The U.S. Department of State's newly proposed Free and Open Indo-Pacific strategy is intended to replace its traditional Asia Pacific policy, which sought to reduce China's influence on Asia.

However, this has been reduced to little more than a slogan after Trump and Chinese President Xi Jinping witnessed the signing of deals worth US$253.5 billion by U.S. companies during Trump's visit to Beijing.

At the 2017 Asia-Pacific Economic Cooperation (APEC) Economic Leaders' Meeting held from Nov. 10-11 in the Vietnamese city of Da Nang, there was a clear sense of apprehension among Asian countries about U.S. leadership.

Despite differing views on trade and protectionism, trade ministers from 11 Pacific Rim countries announced at a press conference on Saturday in Vietnam that they have reached an agreement to push ahead with a free-trade deal, the Trans-Pacific Partnership, without the United States.

The 11 countries have renamed the deal as "Comprehensive and Progressive Agreement for Trans-Pacific Partnership."

During the press conference, most of the ministers expressed concerns over the impact of of America's withdrawal from the TPP, with some expecting the move to exacerbate doubts about U.S. international leadership and America's role in Asia.
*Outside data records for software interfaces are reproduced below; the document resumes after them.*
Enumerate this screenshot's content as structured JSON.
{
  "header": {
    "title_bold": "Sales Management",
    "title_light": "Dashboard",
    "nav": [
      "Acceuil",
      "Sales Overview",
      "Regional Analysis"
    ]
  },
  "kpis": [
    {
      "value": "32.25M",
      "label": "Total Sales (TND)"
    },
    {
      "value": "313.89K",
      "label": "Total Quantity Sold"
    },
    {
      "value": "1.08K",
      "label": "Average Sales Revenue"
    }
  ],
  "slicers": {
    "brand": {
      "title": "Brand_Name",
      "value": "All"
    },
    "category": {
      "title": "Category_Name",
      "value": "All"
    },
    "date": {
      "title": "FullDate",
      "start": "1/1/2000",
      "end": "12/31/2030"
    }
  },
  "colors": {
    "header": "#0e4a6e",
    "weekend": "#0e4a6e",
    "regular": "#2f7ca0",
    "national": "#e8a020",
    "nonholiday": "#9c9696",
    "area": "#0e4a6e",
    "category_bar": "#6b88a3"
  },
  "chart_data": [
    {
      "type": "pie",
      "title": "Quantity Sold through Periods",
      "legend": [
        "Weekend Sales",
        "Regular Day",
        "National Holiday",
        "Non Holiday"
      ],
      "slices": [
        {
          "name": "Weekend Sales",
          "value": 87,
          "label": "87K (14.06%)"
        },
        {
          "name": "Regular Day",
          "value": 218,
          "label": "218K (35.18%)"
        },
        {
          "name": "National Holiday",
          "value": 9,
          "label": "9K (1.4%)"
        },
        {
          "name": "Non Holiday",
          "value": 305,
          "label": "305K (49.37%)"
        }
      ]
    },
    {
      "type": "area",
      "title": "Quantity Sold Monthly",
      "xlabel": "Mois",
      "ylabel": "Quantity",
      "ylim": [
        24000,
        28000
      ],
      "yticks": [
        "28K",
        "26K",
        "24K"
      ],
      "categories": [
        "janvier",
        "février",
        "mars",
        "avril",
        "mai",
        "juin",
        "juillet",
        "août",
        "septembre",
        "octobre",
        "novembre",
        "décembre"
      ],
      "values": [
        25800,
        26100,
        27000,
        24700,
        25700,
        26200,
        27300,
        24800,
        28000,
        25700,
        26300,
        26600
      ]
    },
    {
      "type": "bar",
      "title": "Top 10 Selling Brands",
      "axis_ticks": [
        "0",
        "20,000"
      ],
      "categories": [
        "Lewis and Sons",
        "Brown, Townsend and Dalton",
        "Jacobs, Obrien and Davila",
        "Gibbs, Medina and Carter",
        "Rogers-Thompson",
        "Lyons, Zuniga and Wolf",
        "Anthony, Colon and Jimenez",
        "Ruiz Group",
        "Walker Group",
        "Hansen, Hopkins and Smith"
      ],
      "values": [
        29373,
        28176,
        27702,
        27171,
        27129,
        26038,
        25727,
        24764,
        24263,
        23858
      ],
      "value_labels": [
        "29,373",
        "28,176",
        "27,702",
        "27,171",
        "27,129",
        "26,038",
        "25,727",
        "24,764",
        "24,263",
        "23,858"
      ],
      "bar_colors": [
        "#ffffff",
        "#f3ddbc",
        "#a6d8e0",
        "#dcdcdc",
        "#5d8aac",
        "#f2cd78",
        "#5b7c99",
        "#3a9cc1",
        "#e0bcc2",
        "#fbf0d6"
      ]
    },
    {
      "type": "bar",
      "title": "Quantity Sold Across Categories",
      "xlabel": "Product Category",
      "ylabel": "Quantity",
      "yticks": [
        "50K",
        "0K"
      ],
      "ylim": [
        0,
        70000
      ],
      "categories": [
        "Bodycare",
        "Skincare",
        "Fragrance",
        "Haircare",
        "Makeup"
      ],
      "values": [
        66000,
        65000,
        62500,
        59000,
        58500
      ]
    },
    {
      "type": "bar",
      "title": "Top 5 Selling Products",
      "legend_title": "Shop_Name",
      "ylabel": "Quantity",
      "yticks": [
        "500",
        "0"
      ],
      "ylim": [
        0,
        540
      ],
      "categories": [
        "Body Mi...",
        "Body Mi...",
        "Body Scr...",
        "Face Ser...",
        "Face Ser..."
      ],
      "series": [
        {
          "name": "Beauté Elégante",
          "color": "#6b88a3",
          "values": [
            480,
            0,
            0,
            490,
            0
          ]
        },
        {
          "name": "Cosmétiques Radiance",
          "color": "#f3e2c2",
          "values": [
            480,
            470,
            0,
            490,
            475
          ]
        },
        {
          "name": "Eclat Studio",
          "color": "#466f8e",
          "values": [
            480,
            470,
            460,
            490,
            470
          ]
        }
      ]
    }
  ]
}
Meanwhile, although the quarter of a trillion dollars in business deals in China was presented as a win for Trump, it actually boosted China's clout in the Asia Pacific region.

Trump's Asian trip made the U.S. a follower of China instead of a leader in Asia.

The U.S.'s traditional diplomatic and military policies toward Asia and its new Free and Open Indo-Pacific strategy played only a secondary role during Trump's tour of Asia.

In contrast, since coming to power in 2012, Xi Jinping has displayed an ambition to develop a new model of great power relations between China and the U.S. with the aim of reestablishing China on the world stage as a great power and the equal of the U.S.

With Xi the unchallenged ruler of China and Trump considered by many to be a lame duck U.S. president, it is clear who has emerged as Asia's preeminent power broker after Trump's 12-day trip to the region. (Editorial abstract - Nov. 13, 2017)

(By Evelyn Kao)